Clearly, the Phillies get another ace to put up at the top half of their rotation, and with Roy Halladay, Cole Hamels, and Roy Oswalt making up their top 3 starters, they look very strong if they make it into the playoffs. This wasn’t exactly what everyone had imagined as the pair of aces if the Phillies were to acquire Halladay last offseason, but it is still very formidable. By getting the $11 M, they have essentially been paid the cost of Oswalt for 2011 (he is owed $23 M through next season), and make the idea of giving up good players a lot more bearable. For them, Happ, Gose and Villar are the price it takes to make another run at a World Championship. The Phillies also did very well here in my opinion in that they were able to hold onto some of their higher end prospects like Jarred Cosart, Trevor May, and Jonathan Singleton.

The Astros

The Astros had pretty much been put in no-man’s land, and did surprisingly well here considering that fact. Happ is going to be at worst a #3 starter in the Majors in my opinion, and has shown some success previously. Minor leaguer Jonathan Villar is a very raw shortstop prospect, who looks like a speed guy to this point. He has 38 steals so far this year in 100 games in Single-A. The plate discipline concerns me quite a bit: 26 walks to 103 strikeouts in those same 100 games, but he’s still a very young prospect (only 19 at the time of the trade), and there’s a lot of upside there.

By acquiring Brett Wallace from the Blue Jays, they got a player who is a lot more major league ready than Gose, and can slot in as the replacement for Lance Berkman following the season.

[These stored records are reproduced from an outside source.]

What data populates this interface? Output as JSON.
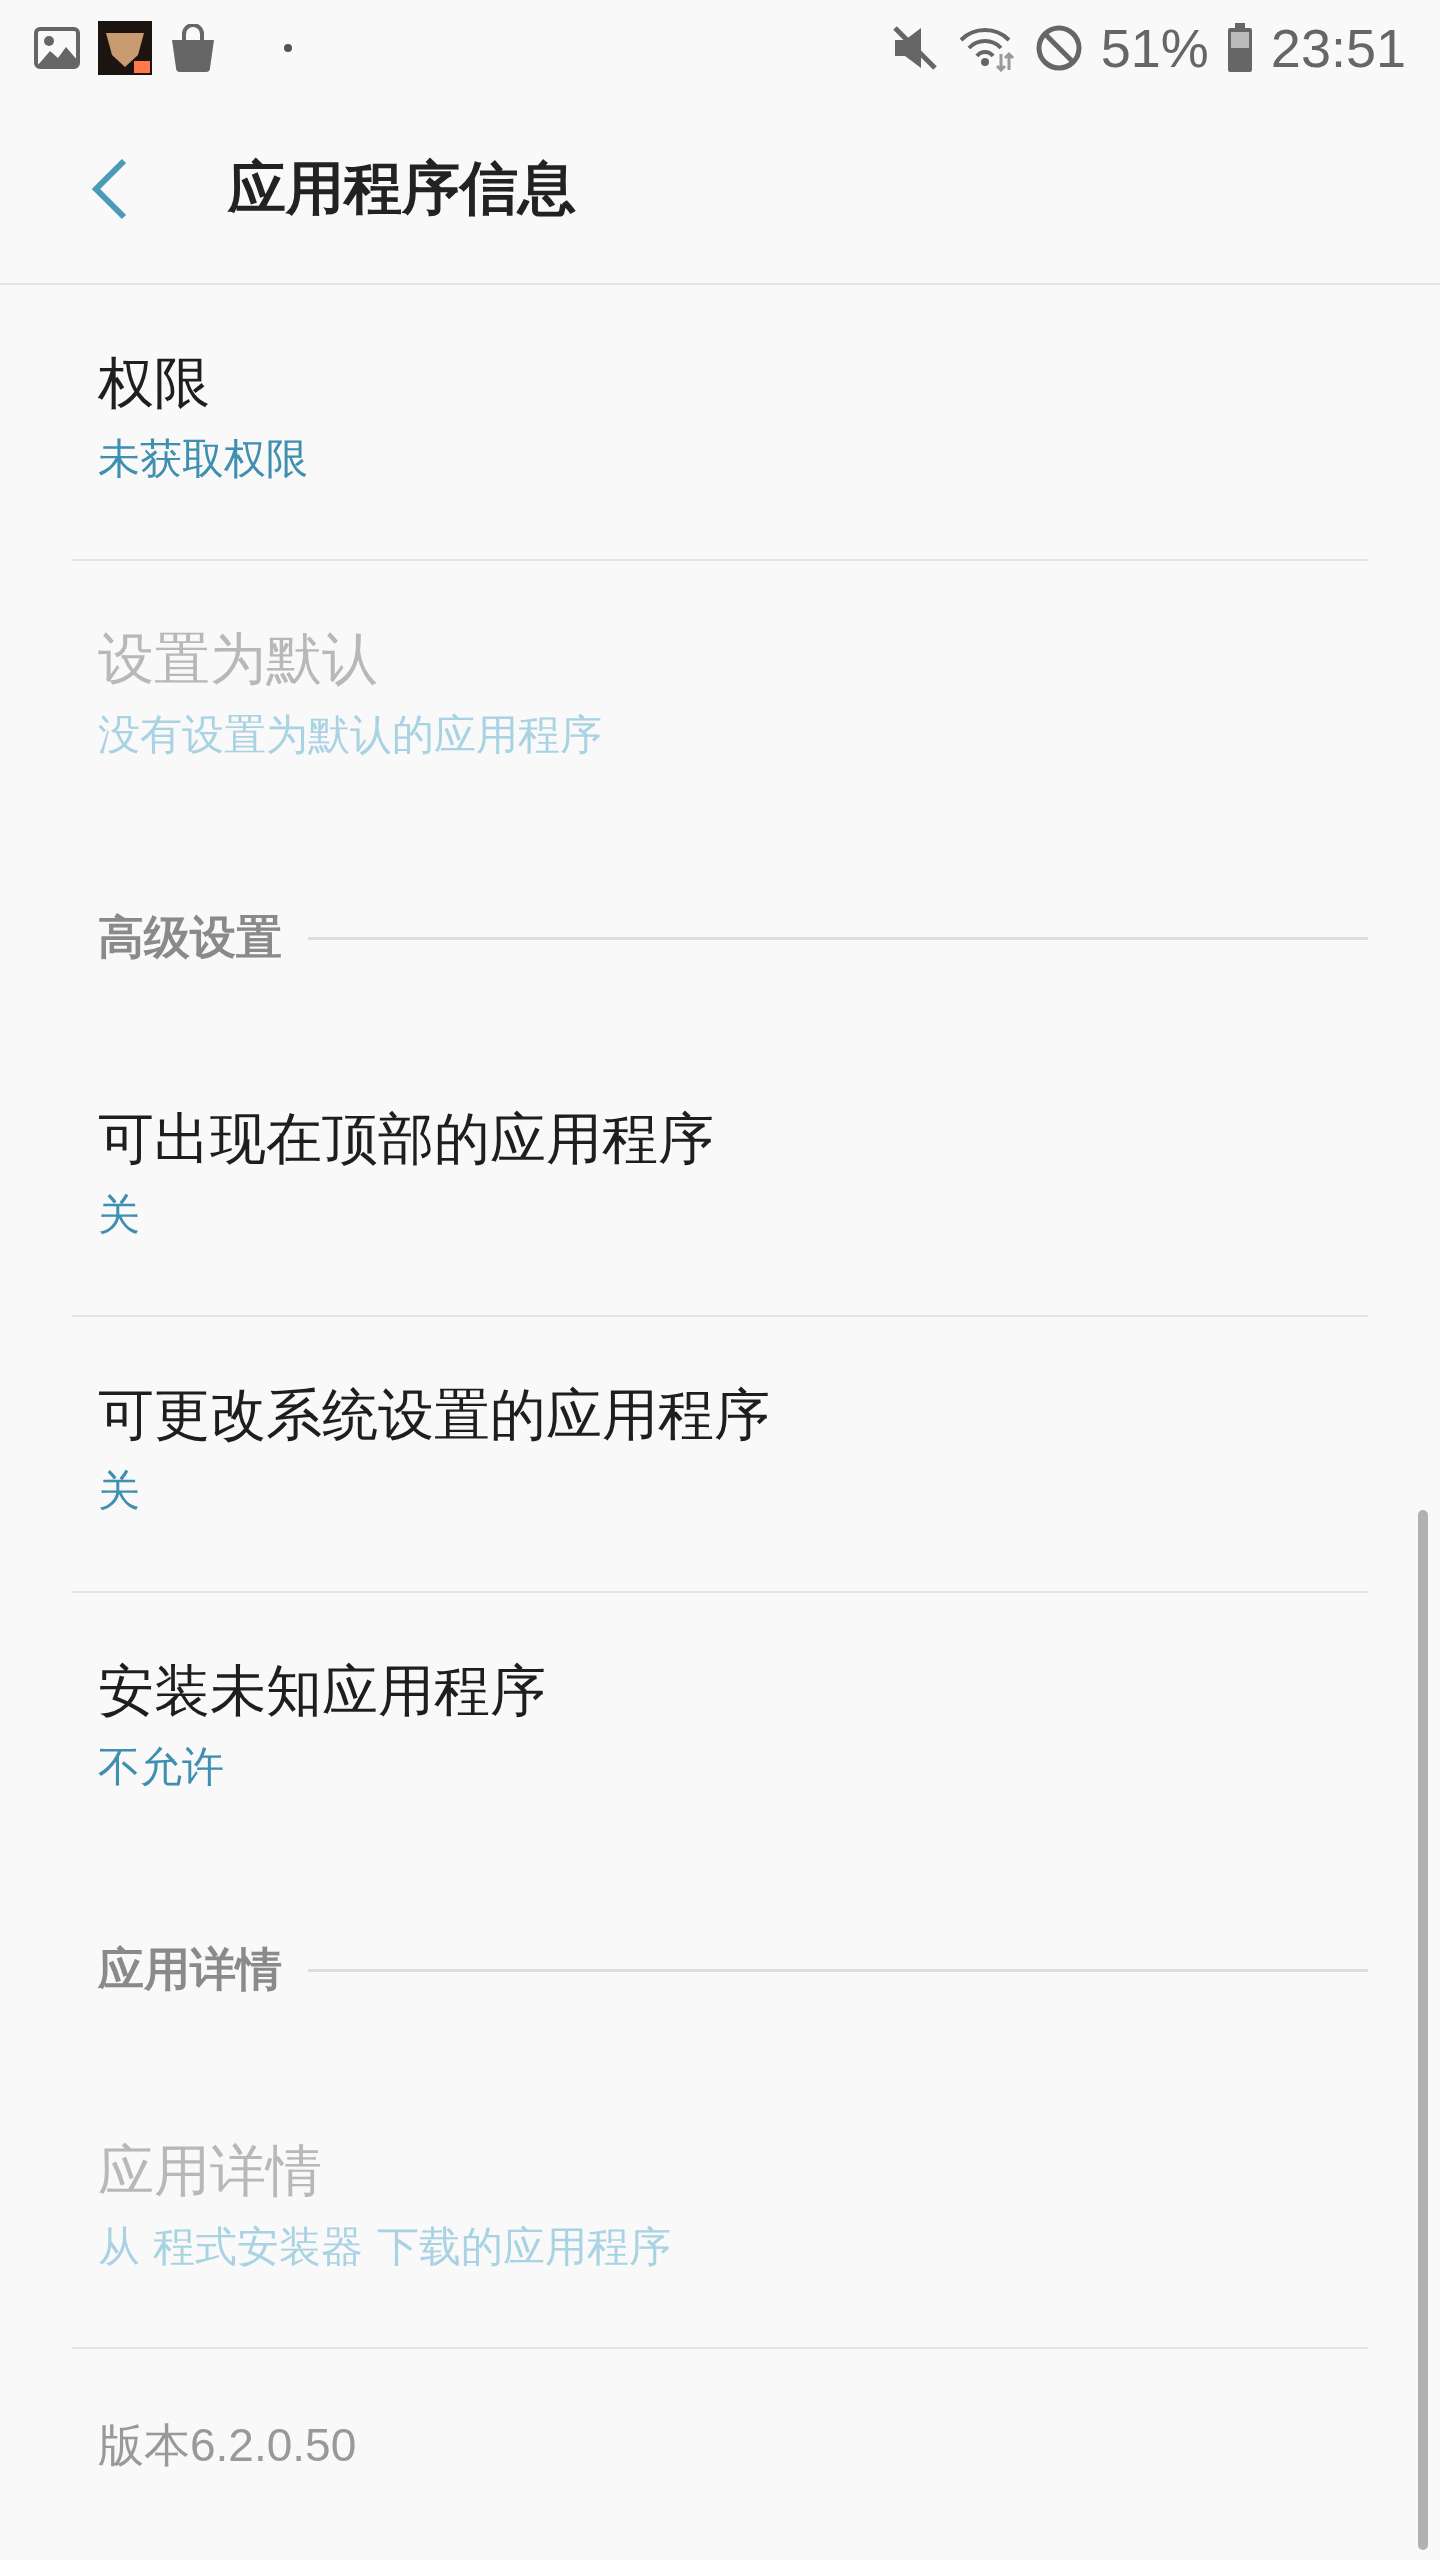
{
  "status_bar": {
    "battery": "51%",
    "time": "23:51"
  },
  "header": {
    "title": "应用程序信息"
  },
  "rows": [
    {
      "kind": "item",
      "title": "权限",
      "subtitle": "未获取权限",
      "disabled": false
    },
    {
      "kind": "item",
      "title": "设置为默认",
      "subtitle": "没有设置为默认的应用程序",
      "disabled": true
    },
    {
      "kind": "section",
      "title": "高级设置"
    },
    {
      "kind": "item",
      "title": "可出现在顶部的应用程序",
      "subtitle": "关",
      "disabled": false
    },
    {
      "kind": "item",
      "title": "可更改系统设置的应用程序",
      "subtitle": "关",
      "disabled": false
    },
    {
      "kind": "item",
      "title": "安装未知应用程序",
      "subtitle": "不允许",
      "disabled": false
    },
    {
      "kind": "section",
      "title": "应用详情"
    },
    {
      "kind": "item",
      "title": "应用详情",
      "subtitle": "从 程式安装器 下载的应用程序",
      "disabled": true
    },
    {
      "kind": "version",
      "title": "版本6.2.0.50"
    }
  ]
}
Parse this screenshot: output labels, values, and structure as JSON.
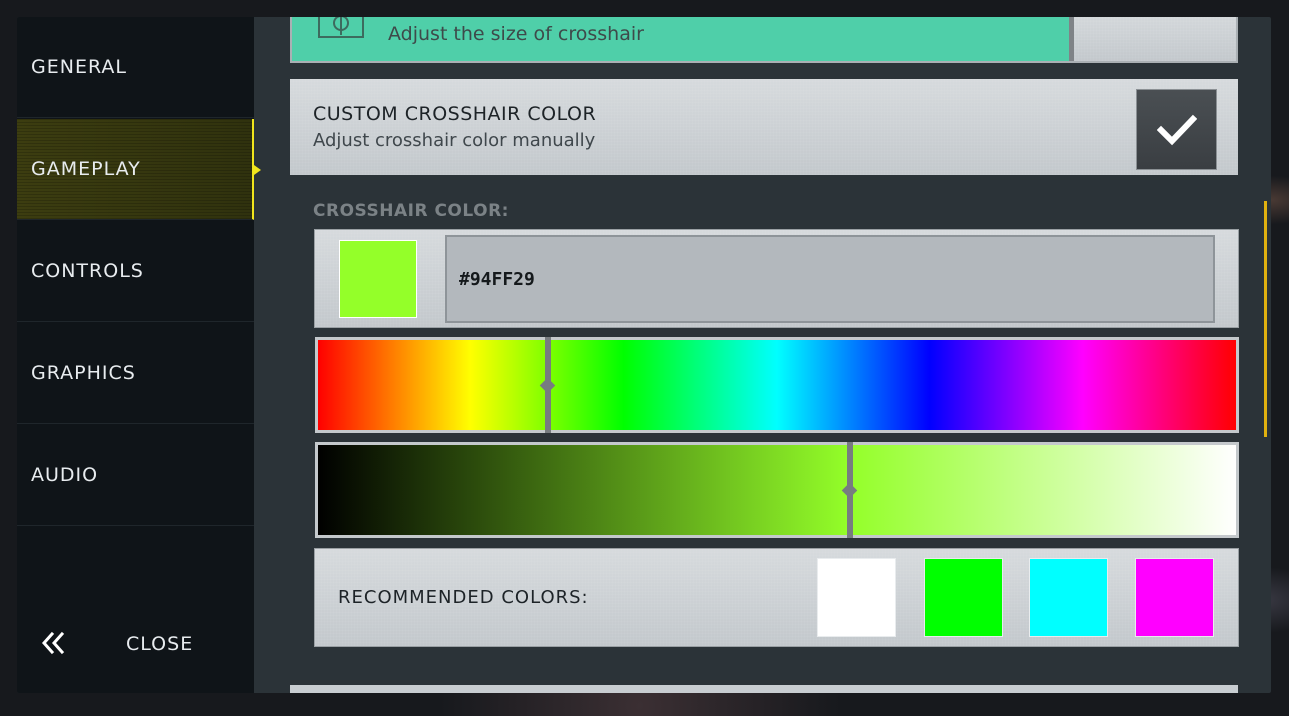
{
  "sidebar": {
    "items": [
      {
        "label": "GENERAL"
      },
      {
        "label": "GAMEPLAY"
      },
      {
        "label": "CONTROLS"
      },
      {
        "label": "GRAPHICS"
      },
      {
        "label": "AUDIO"
      }
    ],
    "active_item": "GAMEPLAY",
    "close_label": "CLOSE",
    "close_icon": "double-chevron-left-icon"
  },
  "crosshair_size": {
    "description": "Adjust the size of crosshair",
    "icon": "crosshair-icon",
    "fill_color": "#4fcfa9"
  },
  "custom_color": {
    "title": "CUSTOM CROSSHAIR COLOR",
    "description": "Adjust crosshair color manually",
    "checked": true
  },
  "crosshair_color": {
    "section_label": "CROSSHAIR COLOR:",
    "hex_value": "#94FF29",
    "swatch_color": "#94FF29",
    "hue_level": 0.25,
    "shade_level": 0.58
  },
  "recommended": {
    "label": "RECOMMENDED COLORS:",
    "colors": [
      "#FFFFFF",
      "#00FF00",
      "#00FFFF",
      "#FF00FF"
    ]
  },
  "accent_color": "#f1e51c"
}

Berkman is on a team option for 2011, which will almost certainly be bought out instead of exercised ($2 M buyout versus $15 M salary). I find it extremely telling that the kid has now been traded 3 times in the past calendar year, as he was a part of the Matt Holliday trade and also the Roy Halladay trade group as well. Wallace has hit very well in the PCL this season, posting a .301/.359/.509 line with 18 HR and 61 runs batted in.

The Blue Jays

Anthony Gose, just 19 years old, trends to be a definite speedster out there as well. He stole 76 bases last season in a full season and has 36 so far this season as well. Another player who could struggle with poor plate discipline (32 walks vs. 103 strikeouts), but still has hit .263/.325/.385 at High-A Clearwater. I like this move for the Blue Jays, as it appears that they will be unable to move free agent to be Lyle Overbay, and were able to make a move of Wallace to get a player who has a high ceiling but who is also unlikely to arrive for another couple of seasons.

Overall, this trade was made with the hope that another pennant will be had by the Phillies, and I was actually surprised at how close the Phillies have gotten to the Braves in the last week. The Astros, considering all the limitations and cash issues that were surrounding moving Oswalt, did pretty well to get the players that they did. The one thing that really does concern me quite a bit about the Phillies is that they have already committed $143 million to a total of 17 players who are under contract for 2011. It seems to me like they could either end up spending similar amounts to the Yankees or have to find some serious bargains to help fill the roster. The biggest bonus for the Astros appears to be only having to pay the $11 million of the $23 million owed to Oswalt.

WINNER: Phillies